Education about gene-by-environment interaction (G X E) causes of eating behaviors can have beneficial downstream effects on attitudes toward people with higher weight. A recent study included in the Journal of Nutrition Education and Behavior, published by Elsevier, found that participants who received education about G X E concepts reported higher empathy and held fewer stigmatizing attitudes toward individuals with higher weight. G X E is when two different genotypes respond to variations in the environment in two different ways.
"Discriminatory attitudes against people with higher weight have been observed at comparable rates to racial and gender discrimination and are often more overt because weight stigma is viewed as a more socially acceptable form of negative bias," says corresponding author Susan Persky, PhD, Social and Behavioral Research Branch, National Human Genome Research Institute, National Institutes of Health, Bethesda, MD. "However, weight has a sizable genetic component. Our study found that increasing education about the role of genetics in eating behavior may therefore help to alleviate weight stigma by reducing the extent to which individuals are blamed for their weight."
Participants were recruited via the online platform Prolific and were randomly assigned to watch an educational or a control video. Participants then watched a set of vignette scenarios that depicted what it is like to have a predisposition toward obesogenic eating behaviors from either a first-person or third-person perspective. Participants completed questionnaires measuring G X E knowledge, causal attributions, weight stigma, and empathy post intervention.
Participants who watched the educational video demonstrated greater G X E knowledge, reported higher empathy toward the characters in the vignette scenarios and held fewer stigmatizing attitudes (notably blame) toward individuals with higher weight. Exploratory mediation analyses indicated that the educational video led to these positive downstream effects by increasing the extent to which participants attributed genetic causes to eating behaviors.
Communicating G X E causes of eating behaviors to the public is a useful way to improve attitudes toward people with higher weight. Therefore, the authors envision the potential for similar G X E education to be broadly disseminated as part of public health campaigns. Moreover, a greater understanding of these concepts may help improve patient-provider interactions around healthy eating and weight.

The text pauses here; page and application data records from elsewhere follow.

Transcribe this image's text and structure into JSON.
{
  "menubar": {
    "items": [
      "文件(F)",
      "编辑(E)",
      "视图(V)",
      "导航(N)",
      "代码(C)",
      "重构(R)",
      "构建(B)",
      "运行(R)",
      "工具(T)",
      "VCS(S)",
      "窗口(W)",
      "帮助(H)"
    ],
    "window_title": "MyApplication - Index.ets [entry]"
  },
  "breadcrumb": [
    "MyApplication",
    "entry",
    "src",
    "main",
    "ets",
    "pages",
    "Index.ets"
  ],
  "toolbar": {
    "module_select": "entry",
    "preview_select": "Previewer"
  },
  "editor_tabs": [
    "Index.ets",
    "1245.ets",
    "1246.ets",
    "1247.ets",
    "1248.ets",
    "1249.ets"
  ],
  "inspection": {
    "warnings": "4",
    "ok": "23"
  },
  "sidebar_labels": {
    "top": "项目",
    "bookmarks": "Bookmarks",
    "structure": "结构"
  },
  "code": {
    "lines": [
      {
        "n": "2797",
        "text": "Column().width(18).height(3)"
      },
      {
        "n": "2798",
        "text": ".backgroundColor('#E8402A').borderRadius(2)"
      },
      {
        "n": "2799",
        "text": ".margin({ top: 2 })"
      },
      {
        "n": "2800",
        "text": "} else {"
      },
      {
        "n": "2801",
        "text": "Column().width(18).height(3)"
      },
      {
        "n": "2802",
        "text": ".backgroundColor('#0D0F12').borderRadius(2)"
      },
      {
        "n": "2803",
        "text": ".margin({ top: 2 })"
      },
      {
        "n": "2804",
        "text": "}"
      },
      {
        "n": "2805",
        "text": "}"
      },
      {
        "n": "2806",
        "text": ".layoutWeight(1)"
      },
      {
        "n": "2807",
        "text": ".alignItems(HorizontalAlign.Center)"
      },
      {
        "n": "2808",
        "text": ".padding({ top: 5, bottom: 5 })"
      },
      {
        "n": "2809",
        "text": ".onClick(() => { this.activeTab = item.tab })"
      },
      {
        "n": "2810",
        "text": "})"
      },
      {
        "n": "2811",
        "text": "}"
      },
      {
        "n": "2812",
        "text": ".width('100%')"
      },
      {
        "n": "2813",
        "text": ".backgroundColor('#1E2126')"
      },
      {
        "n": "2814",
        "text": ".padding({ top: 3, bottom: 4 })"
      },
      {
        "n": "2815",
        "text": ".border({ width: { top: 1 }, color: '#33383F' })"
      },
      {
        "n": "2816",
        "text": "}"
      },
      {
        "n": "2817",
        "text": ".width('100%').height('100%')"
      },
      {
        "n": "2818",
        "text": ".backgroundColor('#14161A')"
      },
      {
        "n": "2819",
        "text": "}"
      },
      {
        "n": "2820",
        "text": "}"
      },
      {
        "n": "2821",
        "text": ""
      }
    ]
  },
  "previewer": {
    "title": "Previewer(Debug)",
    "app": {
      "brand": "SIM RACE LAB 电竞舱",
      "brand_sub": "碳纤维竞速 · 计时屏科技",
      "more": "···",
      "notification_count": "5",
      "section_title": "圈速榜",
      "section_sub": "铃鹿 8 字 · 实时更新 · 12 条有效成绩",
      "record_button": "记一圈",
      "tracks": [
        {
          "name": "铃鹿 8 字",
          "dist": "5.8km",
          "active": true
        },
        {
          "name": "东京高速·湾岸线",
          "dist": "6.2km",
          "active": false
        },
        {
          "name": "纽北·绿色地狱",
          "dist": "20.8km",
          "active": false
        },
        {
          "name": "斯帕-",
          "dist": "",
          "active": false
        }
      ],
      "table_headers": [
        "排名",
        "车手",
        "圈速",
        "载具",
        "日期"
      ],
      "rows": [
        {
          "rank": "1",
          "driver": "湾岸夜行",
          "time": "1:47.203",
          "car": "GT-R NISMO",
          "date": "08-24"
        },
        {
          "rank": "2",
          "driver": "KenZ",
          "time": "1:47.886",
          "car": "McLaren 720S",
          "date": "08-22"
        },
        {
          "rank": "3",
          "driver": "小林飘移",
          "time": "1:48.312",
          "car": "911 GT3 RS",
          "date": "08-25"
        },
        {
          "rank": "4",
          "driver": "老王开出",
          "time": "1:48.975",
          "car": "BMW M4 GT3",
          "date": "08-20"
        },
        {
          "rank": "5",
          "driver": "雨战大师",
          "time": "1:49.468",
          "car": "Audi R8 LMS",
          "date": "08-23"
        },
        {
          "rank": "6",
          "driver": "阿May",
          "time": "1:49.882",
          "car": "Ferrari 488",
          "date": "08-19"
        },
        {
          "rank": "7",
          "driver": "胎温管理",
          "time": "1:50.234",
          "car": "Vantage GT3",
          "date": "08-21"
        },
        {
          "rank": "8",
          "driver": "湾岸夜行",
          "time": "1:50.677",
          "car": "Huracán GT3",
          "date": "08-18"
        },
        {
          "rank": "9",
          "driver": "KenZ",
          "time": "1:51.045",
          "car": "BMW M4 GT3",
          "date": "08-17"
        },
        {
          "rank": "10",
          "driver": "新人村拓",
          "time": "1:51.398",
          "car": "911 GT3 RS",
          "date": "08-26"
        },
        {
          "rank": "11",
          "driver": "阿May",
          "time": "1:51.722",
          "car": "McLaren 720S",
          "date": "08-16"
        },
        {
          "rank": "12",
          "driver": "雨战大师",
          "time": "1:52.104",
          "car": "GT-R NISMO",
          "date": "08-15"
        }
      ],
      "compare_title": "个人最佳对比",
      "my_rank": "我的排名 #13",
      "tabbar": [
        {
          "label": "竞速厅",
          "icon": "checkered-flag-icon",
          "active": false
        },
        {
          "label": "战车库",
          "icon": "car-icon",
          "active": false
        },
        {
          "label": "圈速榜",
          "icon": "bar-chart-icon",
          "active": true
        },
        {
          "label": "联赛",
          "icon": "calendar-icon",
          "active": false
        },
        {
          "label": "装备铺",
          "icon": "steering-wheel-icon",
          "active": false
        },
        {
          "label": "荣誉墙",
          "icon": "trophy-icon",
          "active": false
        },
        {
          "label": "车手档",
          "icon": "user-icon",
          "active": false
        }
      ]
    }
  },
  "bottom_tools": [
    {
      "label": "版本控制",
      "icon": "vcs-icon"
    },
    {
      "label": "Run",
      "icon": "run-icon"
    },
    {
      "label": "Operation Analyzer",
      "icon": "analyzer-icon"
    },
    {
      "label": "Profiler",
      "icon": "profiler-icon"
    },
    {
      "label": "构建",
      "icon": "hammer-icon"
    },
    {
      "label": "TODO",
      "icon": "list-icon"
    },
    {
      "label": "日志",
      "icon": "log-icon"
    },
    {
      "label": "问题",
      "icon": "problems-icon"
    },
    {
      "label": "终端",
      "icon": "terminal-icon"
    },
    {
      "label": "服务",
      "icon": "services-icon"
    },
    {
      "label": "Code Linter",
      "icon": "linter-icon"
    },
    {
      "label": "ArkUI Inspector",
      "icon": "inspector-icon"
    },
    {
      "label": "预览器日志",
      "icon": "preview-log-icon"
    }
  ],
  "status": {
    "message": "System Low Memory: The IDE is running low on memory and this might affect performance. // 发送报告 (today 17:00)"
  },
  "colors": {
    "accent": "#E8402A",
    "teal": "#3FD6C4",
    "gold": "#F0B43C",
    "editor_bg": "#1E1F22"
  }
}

"Focusing on G X E causes of eating may help tackle entrenched weight stigma among the general public and health care providers," suggests the study's lead author Alison Jane Martingano, PhD, National Human Genome Research Institute, National Institutes of Health. "This research provides initial evidence that future educational interventions may benefit from focusing on eating behaviors, specifically, when attempting to improve attitudes toward people with higher weight."